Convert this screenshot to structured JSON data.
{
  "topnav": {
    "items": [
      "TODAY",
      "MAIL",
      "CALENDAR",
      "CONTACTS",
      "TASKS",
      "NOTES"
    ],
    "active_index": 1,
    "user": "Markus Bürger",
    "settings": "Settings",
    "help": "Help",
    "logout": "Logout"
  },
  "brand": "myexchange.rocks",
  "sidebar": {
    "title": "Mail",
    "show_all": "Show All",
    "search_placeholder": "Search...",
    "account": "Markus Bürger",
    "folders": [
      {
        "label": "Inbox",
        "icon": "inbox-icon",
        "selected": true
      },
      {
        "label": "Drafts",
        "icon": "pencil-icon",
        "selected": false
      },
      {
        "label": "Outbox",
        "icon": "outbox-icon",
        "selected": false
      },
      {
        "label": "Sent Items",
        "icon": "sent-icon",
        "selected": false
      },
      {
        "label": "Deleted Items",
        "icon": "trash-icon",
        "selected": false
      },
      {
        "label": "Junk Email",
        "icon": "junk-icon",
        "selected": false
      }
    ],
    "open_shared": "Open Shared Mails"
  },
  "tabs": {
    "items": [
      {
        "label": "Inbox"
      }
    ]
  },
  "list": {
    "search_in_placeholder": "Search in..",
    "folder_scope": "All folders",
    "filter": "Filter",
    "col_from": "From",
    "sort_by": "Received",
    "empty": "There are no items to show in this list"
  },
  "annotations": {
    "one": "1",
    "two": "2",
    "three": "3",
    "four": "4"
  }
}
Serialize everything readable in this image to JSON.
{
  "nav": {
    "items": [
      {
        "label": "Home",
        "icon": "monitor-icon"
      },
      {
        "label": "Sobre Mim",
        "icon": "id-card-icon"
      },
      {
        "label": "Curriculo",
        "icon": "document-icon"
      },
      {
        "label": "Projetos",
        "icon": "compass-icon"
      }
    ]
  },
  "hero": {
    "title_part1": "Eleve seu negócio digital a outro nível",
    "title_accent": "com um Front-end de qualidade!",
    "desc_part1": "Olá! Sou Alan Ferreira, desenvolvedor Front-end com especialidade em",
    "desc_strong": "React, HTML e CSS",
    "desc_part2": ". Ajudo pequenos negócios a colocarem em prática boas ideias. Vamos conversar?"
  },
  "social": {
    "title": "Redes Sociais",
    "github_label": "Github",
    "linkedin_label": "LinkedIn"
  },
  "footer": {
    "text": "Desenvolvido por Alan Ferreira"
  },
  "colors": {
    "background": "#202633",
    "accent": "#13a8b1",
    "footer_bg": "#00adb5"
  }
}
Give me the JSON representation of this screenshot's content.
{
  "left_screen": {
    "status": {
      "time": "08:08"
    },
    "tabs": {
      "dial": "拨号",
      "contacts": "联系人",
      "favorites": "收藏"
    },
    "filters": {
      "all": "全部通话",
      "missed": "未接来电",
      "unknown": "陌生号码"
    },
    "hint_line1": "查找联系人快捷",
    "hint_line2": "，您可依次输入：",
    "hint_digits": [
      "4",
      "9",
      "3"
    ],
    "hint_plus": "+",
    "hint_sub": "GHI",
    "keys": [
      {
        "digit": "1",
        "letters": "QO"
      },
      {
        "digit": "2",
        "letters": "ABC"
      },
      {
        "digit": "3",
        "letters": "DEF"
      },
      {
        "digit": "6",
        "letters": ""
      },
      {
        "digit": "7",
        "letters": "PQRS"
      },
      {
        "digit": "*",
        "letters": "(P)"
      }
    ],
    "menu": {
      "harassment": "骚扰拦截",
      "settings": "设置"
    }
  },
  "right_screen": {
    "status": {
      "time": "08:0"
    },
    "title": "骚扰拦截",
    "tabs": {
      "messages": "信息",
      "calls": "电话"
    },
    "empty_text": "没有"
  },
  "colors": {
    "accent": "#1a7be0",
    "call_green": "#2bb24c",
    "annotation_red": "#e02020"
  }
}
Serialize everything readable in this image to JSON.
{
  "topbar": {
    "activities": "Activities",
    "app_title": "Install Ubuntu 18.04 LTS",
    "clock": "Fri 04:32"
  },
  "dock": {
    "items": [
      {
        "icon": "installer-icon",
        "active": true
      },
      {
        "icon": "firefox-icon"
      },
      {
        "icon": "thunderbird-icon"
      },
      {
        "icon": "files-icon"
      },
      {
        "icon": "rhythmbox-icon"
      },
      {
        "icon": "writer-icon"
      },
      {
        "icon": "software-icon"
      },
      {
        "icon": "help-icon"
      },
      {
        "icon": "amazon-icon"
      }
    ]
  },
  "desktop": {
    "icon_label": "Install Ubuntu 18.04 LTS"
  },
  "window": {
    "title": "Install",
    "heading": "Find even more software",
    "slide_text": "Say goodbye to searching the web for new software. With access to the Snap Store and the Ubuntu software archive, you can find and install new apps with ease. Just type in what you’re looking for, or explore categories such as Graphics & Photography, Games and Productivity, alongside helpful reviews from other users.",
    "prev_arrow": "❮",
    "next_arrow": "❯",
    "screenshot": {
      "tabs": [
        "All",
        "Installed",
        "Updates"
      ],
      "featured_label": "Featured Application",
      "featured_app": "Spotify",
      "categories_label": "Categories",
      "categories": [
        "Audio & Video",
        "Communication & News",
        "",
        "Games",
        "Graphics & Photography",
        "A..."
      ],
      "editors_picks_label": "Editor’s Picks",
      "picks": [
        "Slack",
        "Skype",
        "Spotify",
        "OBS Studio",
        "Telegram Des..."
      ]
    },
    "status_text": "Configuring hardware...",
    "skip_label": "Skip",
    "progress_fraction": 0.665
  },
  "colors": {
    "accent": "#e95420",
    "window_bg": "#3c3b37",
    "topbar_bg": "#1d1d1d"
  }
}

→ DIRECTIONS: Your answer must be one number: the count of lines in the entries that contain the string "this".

→ RESULT BELOW: 5